From 1979–1981, Carpenter raped and murdered five women in Santa Cruz and Marin Counties. On May 10, 1988, a San Diego jury convicted Carpenter of five counts of first degree murder in the slayings of Richard Stowers, Cynthia Moreland, Shauna May, Diane O'Connell and Anne Alderson. Carpenter was also pronounced guilty of raping two of the women and attempting to rape a third.[4] He was sentenced to die in the gas chamber, and remains on San Quentin's death row.[5]

Following his conviction in San Diego for the Marin County murders, Carpenter was tried and subsequently convicted by a Santa Cruz jury for the murders of two other women in Santa Cruz county, Ellen Hansen and Heather Scaggs.[6] The same jury also found Carpenter guilty of the attempted murder of Hansen's hiking companion Steven Haertle, the attempted rape of Hansen, and the rape of Scaggs.[7] Hansen, who was a University of California, Davis student, has a memorial scholarship created in honor of her courage during the attack, which allowed Haertle to escape alive.[8] In 1995, the Santa Cruz convictions were overturned due to juror misconduct. The California Supreme Court later reinstated the Santa Cruz convictions. [9]

In December 2009, San Francisco police reexamined evidence from the October 21, 1979, murder of Mary Frances Bennett. Bennett, 23 years old at the time of her murder, had been jogging at Lands End, San Francisco, when she was attacked and stabbed to death. A DNA sample obtained from the evidence was matched to Carpenter through state Department of Justice files. In February 2010, San Francisco police confirmed the match with a recently obtained sample from Carpenter.[10]

Carpenter is still a suspect in the murders of Edna Kane and Barbara Schwartz.[11]

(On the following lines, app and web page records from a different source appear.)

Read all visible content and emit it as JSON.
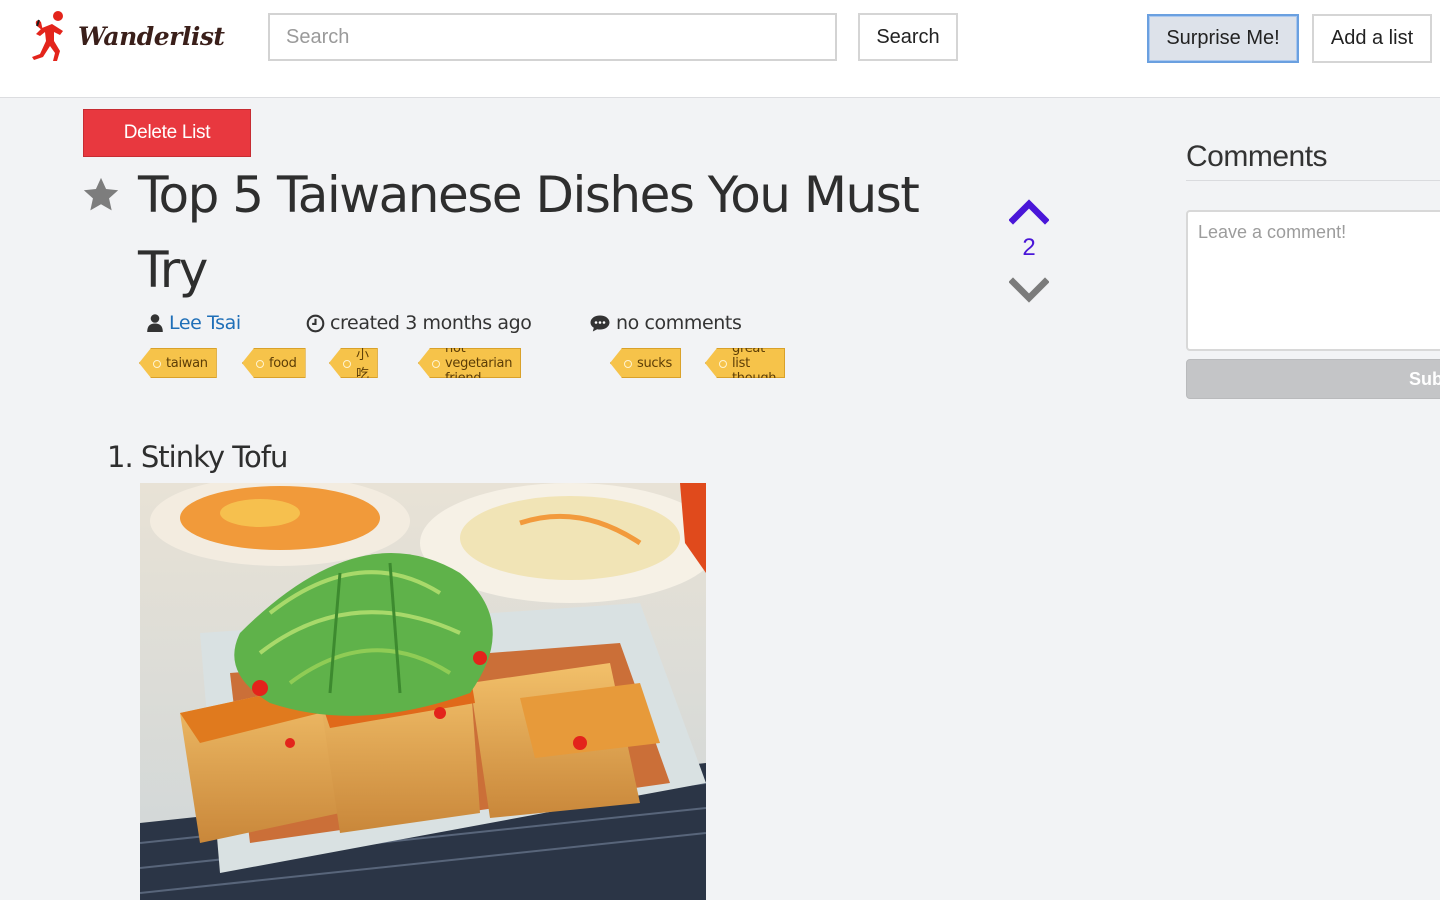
{
  "header": {
    "logo_text": "Wanderlist",
    "search_placeholder": "Search",
    "search_button": "Search",
    "surprise_button": "Surprise Me!",
    "add_list_button": "Add a list"
  },
  "list": {
    "delete_button": "Delete List",
    "title": "Top 5 Taiwanese Dishes You Must Try",
    "author": "Lee Tsai",
    "created": "created 3 months ago",
    "comments_count": "no comments",
    "tags": [
      "taiwan",
      "food",
      "小吃",
      "not vegetarian friend",
      "sucks",
      "great list though"
    ],
    "votes": "2",
    "items": [
      {
        "heading": "1. Stinky Tofu"
      }
    ]
  },
  "comments": {
    "title": "Comments",
    "placeholder": "Leave a comment!",
    "submit_label": "Sub"
  },
  "colors": {
    "delete": "#e8383f",
    "link": "#1f6fb8",
    "vote_up": "#4a16d8",
    "tag": "#f6c34a",
    "background": "#f2f3f5"
  },
  "icons": [
    "logo-runner-icon",
    "star-icon",
    "user-icon",
    "clock-icon",
    "comment-icon",
    "tag-icon",
    "chevron-up-icon",
    "chevron-down-icon"
  ]
}
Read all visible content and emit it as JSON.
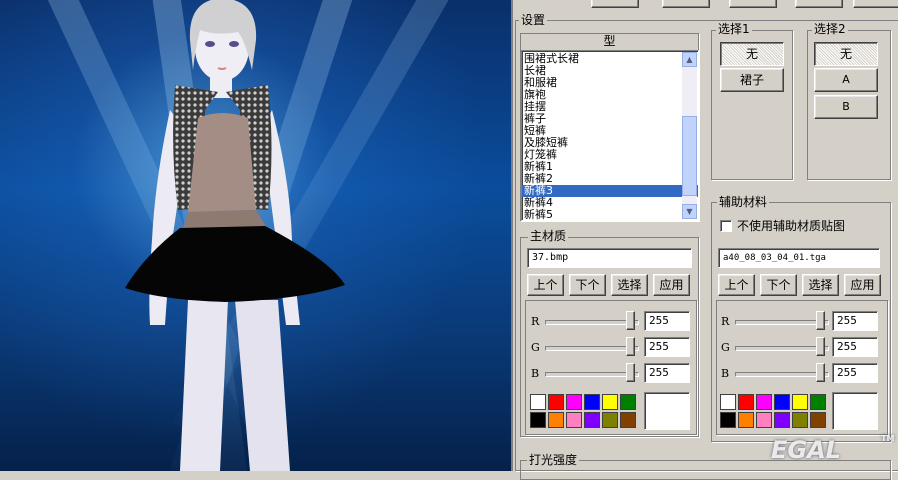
{
  "top_buttons": [
    "",
    "",
    "",
    "",
    ""
  ],
  "settings": {
    "group_label": "设置",
    "type_header": "型",
    "type_list": [
      "围裙式长裙",
      "长裙",
      "和服裙",
      "旗袍",
      "挂摆",
      "裤子",
      "短裤",
      "及膝短裤",
      "灯笼裤",
      "新裤1",
      "新裤2",
      "新裤3",
      "新裤4",
      "新裤5"
    ],
    "selected_index": 11
  },
  "select1": {
    "label": "选择1",
    "options": [
      "无",
      "裙子"
    ],
    "selected": "无"
  },
  "select2": {
    "label": "选择2",
    "options": [
      "无",
      "A",
      "B"
    ],
    "selected": "无"
  },
  "main_material": {
    "label": "主材质",
    "file": "37.bmp",
    "buttons": [
      "上个",
      "下个",
      "选择",
      "应用"
    ],
    "rgb": {
      "labels": [
        "R",
        "G",
        "B"
      ],
      "values": [
        "255",
        "255",
        "255"
      ]
    }
  },
  "aux_material": {
    "label": "辅助材料",
    "checkbox_label": "不使用辅助材质贴图",
    "checked": false,
    "file": "a40_08_03_04_01.tga",
    "buttons": [
      "上个",
      "下个",
      "选择",
      "应用"
    ],
    "rgb": {
      "labels": [
        "R",
        "G",
        "B"
      ],
      "values": [
        "255",
        "255",
        "255"
      ]
    }
  },
  "palette": [
    "#ffffff",
    "#ff0000",
    "#ff00ff",
    "#0000ff",
    "#ffff00",
    "#008000",
    "#000000",
    "#ff8000",
    "#ff80c0",
    "#8000ff",
    "#808000",
    "#804000"
  ],
  "lighting_label": "打光强度",
  "watermark": "EGAL",
  "watermark_tm": "TM"
}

Victims Status
Richard Stowers Convicted
Cynthia Moreland Convicted
Shauna May Convicted
Diane O'Connell Convicted
Anne Alderson Convicted
Ellen Hansen Overturned
Heather Scaggs Overturned
Edna Kane Suspected
Barbara Schwartz Suspected
Mary Bennett Suspected

Popular culture[edit]

The Trailside killings provide the context for Joyce Maynard's 2013 novel After Her.[12]

References[edit]

  1. ^ Schechter, p. 102.
  2. ^ Clifford L. Linedecker (1997). Smooth Operator: The True Story of Seductive Serial Killer Glen Rogers. New York: St. Martin's Paperbacks. pp. intr. at xi. ISBN 0-312-96400-5. 
  3. ^ Ramsland, Katherine. "The Trailside Killer of San Francisco: The Man Behind the Predator". TruTV Crime Library. Retrieved 5 April 2012. 
  4. ^ http://law.justia.com/cases/california/supreme-court/4th/21/1016.html
  5. ^ "David Carpenter". Serial Killers A-Z. Archived from the original on October 26, 2009. 
  6. ^ http://scocal.stanford.edu/opinion/people-v-carpenter-30965
  7. ^ http://scocal.stanford.edu/opinion/people-v-carpenter-30965
  8. ^ http://wrrc.ucdavis.edu/research/index.html
  9. ^ http://scocal.stanford.edu/opinion/re-carpenter-31226
  10. ^ Van Derbeken, Jaxon (February 24, 2010). "DNA ties Trailside Killer to '79 S.F. slaying". The San Francisco Chronicle. 
  11. ^ "Boca Raton News - Google News Archive Search". google.com. Retrieved 7 September 2015. 
  12. ^ Maynard, Joyce (14 Aug 2013). "Echoes of the Savage and Sublime on Mount Tamalpais". The New York Times. 

Sources[edit]

Further reading[edit]